**EXERCISE DETAILS:** Write only the number of lines in the records beneath that hold "matchninger".

:: SOURCE MATERIAL

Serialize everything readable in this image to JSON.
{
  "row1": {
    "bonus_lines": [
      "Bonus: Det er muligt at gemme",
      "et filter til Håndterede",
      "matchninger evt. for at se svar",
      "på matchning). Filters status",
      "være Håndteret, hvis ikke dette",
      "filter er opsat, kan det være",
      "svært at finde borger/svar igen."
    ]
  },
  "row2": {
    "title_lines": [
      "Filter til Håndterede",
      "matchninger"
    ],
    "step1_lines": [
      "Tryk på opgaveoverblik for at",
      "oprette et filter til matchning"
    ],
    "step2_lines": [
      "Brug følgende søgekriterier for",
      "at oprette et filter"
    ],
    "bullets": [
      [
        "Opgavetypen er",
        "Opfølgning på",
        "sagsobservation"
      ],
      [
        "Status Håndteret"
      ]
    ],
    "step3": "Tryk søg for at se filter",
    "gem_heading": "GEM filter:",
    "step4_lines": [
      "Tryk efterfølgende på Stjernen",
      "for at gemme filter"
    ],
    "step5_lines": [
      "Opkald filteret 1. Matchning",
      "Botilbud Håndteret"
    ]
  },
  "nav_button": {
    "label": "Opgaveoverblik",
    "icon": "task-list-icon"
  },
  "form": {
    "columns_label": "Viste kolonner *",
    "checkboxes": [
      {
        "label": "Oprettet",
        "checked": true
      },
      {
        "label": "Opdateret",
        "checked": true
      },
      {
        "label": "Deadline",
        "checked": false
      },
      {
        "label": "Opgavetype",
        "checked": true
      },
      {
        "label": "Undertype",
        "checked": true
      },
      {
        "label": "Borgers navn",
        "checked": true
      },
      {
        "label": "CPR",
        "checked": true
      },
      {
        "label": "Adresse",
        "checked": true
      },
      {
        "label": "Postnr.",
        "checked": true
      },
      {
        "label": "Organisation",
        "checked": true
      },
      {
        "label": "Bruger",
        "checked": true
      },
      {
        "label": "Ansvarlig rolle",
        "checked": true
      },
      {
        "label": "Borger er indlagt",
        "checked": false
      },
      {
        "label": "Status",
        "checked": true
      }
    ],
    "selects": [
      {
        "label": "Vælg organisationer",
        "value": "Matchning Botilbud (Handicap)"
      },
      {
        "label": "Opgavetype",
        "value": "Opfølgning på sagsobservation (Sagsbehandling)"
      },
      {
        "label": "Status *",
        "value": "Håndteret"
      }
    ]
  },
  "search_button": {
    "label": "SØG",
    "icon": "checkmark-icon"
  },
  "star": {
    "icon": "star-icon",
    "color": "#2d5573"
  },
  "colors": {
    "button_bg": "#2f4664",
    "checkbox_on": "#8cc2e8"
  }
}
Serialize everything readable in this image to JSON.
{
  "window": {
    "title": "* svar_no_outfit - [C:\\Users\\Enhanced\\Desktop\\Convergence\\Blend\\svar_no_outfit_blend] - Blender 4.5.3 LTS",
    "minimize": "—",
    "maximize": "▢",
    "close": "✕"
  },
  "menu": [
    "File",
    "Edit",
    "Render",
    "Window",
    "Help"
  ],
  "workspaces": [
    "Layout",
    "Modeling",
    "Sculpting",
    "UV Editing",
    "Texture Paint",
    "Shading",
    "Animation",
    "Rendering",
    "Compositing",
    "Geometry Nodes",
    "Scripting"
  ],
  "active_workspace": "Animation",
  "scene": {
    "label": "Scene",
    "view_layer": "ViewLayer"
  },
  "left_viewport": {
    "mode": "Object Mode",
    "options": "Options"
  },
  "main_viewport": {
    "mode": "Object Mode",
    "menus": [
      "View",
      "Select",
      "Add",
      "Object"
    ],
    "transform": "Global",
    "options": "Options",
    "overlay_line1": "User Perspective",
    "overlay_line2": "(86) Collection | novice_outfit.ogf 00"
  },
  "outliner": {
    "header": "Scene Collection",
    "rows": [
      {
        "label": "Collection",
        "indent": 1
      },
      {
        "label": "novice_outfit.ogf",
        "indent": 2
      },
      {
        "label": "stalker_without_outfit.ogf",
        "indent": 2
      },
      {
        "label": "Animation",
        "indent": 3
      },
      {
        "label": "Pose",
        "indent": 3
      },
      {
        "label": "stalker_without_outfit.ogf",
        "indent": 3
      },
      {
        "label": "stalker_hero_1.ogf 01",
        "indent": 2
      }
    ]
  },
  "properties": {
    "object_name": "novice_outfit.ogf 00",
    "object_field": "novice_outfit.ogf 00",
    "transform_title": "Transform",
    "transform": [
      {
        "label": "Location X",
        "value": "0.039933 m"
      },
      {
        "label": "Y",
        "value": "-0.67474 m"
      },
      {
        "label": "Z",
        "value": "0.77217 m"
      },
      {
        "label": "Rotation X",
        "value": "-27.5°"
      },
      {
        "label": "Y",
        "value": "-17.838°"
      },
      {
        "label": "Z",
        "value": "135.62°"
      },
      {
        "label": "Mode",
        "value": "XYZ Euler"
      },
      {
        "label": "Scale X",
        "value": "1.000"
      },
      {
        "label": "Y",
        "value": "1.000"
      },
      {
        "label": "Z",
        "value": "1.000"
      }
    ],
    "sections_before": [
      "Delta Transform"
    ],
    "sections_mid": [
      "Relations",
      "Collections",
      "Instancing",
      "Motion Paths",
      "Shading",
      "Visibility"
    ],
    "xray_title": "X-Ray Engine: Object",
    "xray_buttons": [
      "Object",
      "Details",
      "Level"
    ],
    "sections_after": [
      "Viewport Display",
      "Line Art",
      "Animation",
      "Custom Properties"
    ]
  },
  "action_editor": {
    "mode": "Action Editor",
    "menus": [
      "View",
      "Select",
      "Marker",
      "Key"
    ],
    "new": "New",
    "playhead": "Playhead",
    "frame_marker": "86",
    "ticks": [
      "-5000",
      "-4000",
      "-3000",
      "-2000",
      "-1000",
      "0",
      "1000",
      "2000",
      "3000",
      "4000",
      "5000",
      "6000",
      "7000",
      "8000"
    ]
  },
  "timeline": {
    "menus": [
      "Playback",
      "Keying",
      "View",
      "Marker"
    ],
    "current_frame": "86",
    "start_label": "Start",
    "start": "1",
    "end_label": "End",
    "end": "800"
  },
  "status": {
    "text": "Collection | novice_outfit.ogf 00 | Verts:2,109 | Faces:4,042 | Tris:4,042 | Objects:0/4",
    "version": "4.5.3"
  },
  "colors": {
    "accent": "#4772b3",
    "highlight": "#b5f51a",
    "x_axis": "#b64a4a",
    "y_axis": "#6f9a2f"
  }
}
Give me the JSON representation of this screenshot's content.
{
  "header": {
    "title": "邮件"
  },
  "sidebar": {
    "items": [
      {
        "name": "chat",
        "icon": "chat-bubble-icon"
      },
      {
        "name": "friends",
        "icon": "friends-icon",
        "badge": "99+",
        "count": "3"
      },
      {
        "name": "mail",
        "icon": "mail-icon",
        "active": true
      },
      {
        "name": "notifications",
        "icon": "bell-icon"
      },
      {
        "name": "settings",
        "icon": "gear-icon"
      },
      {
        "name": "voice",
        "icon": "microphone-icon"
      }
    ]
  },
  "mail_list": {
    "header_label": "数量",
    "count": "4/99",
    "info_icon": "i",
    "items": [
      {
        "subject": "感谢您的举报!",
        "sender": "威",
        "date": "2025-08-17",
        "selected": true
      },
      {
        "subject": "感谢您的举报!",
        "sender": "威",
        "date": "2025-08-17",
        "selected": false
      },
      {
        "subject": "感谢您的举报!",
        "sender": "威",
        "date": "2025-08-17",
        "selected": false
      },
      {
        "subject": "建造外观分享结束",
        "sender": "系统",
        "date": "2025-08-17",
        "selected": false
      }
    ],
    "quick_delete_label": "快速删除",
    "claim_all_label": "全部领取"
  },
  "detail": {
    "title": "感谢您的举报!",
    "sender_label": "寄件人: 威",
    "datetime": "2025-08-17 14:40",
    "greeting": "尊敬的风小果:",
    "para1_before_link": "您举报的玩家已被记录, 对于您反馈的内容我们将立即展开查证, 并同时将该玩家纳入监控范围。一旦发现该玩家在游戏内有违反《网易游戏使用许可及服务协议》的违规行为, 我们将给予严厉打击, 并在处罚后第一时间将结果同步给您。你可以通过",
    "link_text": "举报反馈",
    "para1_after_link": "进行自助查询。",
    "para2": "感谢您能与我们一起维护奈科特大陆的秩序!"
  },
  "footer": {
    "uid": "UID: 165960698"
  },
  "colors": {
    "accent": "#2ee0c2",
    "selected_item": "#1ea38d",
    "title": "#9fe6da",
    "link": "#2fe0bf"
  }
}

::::

**EXERCISE SOLUTION:** 2